To focus on creating a successful interchange specification for the most critical use cases – primarily indicator exchange and basic threat intelligence sharing - the CTI TC maintained a strict scope for STIX 2.0. Borrowing the “agile” approach from software development, STIX 2.0 supports those essential use cases while also creating a framework from which to extend to support the more advanced use cases. As products begin to implement STIX 2.0, actual use will reveal enhancements that can be added to future iterations of STIX 2.

This does mean, however, that some features of STIX 1.x or CybOX 2.x are not included in STIX 2.0. Some of those features (for example, malware) are stubs in 2.0 that will be expanded in 2.1. Other features (for example, Incident) were completely deferred to STIX 2.1 or a later release.

Keep in mind that STIX 2 is a consensus specification and relies on broad input. If there’s a feature you think STIX should include, please consider joining the TC to help us develop it.

What is planned for STIX 2.1?

The CTI TC currently plans to add the following to STIX 2.1:

  • Confidence that a producer has in its data

  • the ability to represent text content across several languages (Internationalization)

  • expanded Malware and Course of Action objects, which are intentional stubs in 2.0

  • support for representing security Incidents and Events

  • an Infrastructure object representing external infrastructure leveraged in an attack

  • several new Cyber Observable Objects, such as hardware devices

  • Opinion and Intel Note objects, for representing agreement or additional notes on other producers’ intelligence

Additional features may be added based on input from TC members and the broader cyber threat intelligence community.

What should I be commenting on?

You can comment on anything you want, but the technical committee is particularly interested in getting opinions on:

  • Implementability

    • Does STIX 2.0 seem straightforward to implement?

    • If you have a product or service doing cyber threat intelligence, does it seem like you could develop support for STIX 2 in it?

    • Are there any changes that could be made to make implementation easier?

  • Clarity

    • Are the descriptions and requirements clear and easy to understand?

    • Are there any changes we could make to the text or to STIX itself that would improve clarity?

  • Interoperability

    • Is the specification sufficient to permit interoperability between two independently-developed systems?

    • Are there changes to the specifications that would improve compatibility or interoperability between products?

  • Coverage:

    • Does STIX let you express what you need to express in the domain of cyber threat intelligence?

    • Is it missing anything that you think needs to be included to meet the definition of “minimally viable product”?

    • Keep in mind this is just the first release, and many things are already scheduled to be included in 2.1 and later releases.

How can I provide comments?

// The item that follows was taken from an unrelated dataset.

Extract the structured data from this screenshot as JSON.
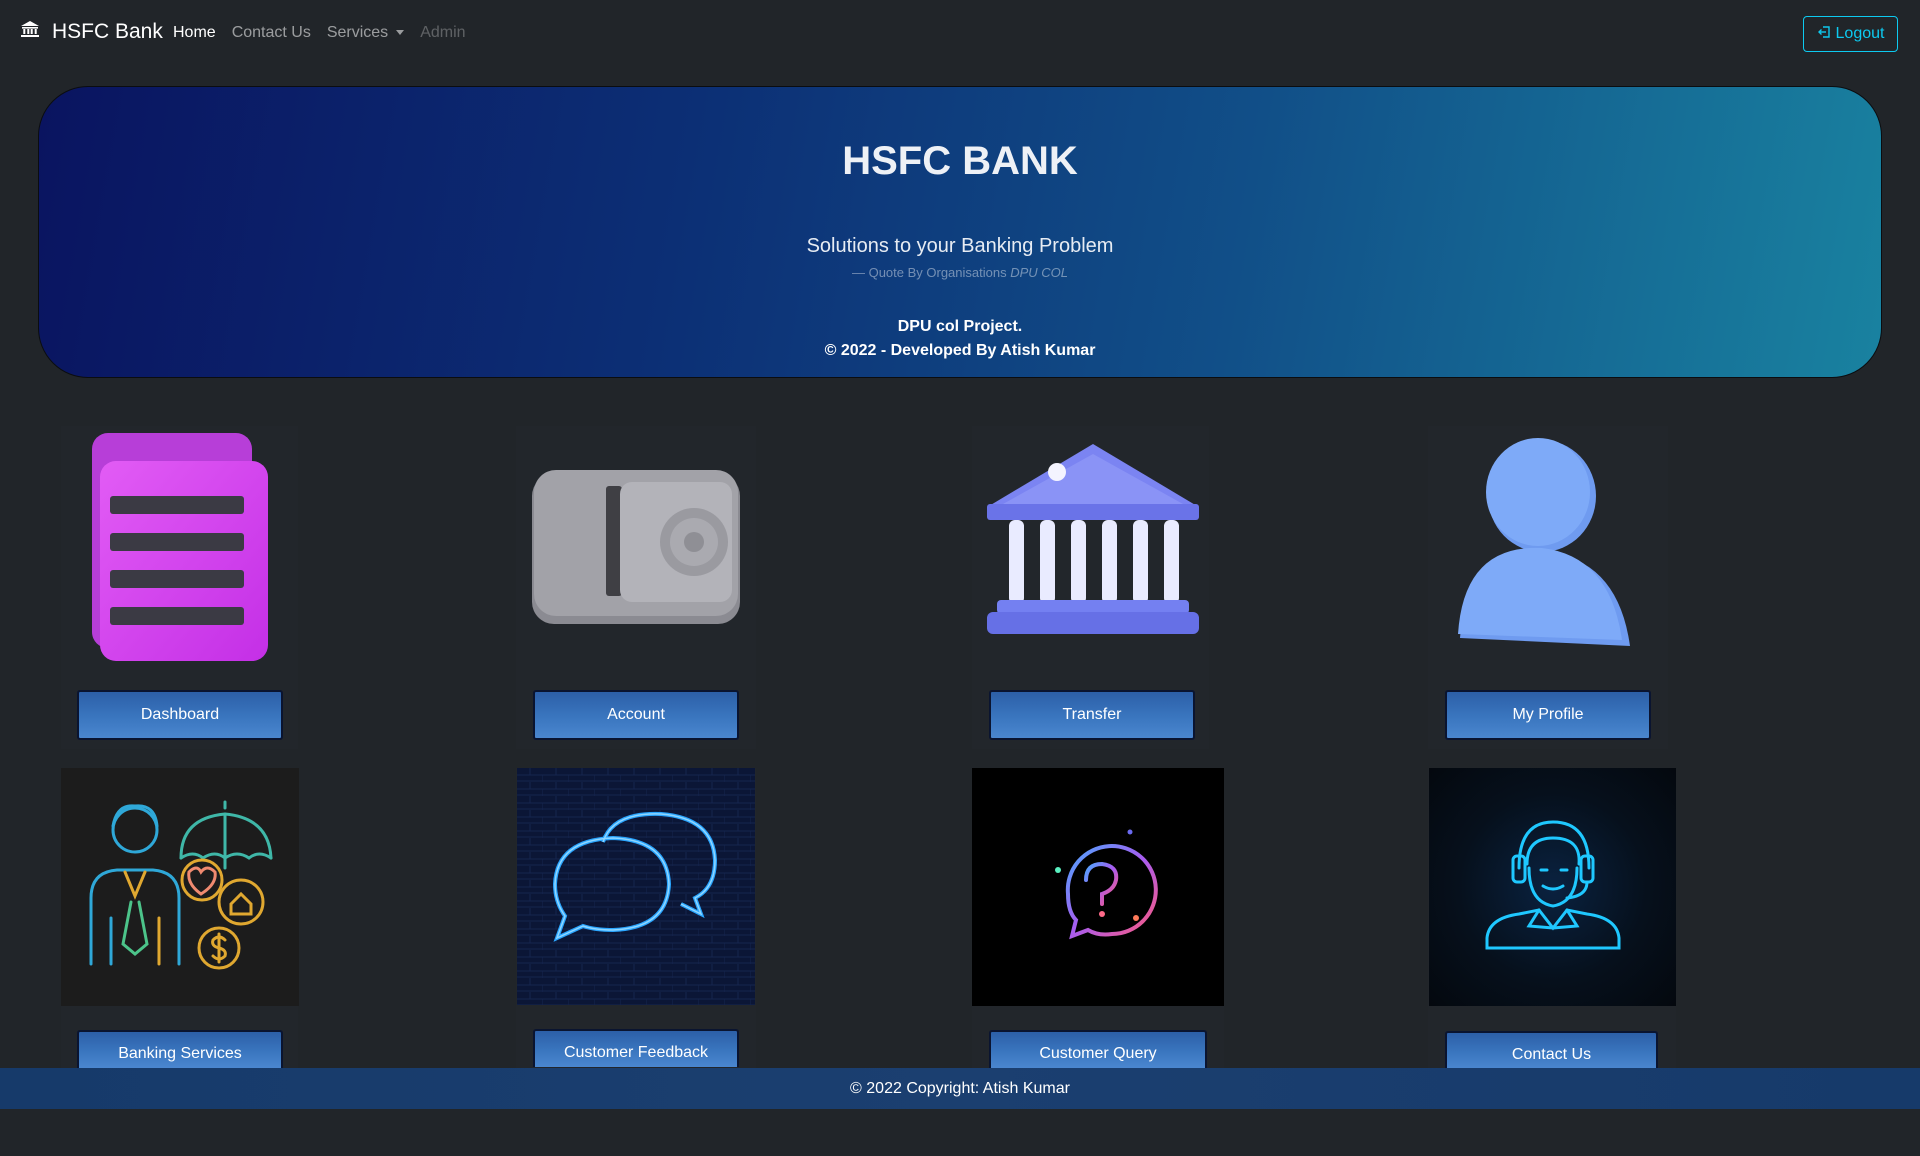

Please see the OASIS public review landing page for instructions on how you can provide comments.

Do you have any more examples or other documentation?

Yes! We hope the specification has enough examples and descriptive text to make it easy to understand (if it doesn’t, let us know!) but we also have additional documentation under development. In particular there’s a walkthrough and a STIX 1.x vs. STIX 2.0 comparison.

Does the Technical Community provide any tooling or utilities to work with STIX?

Also yes! See the open repos page for a listing.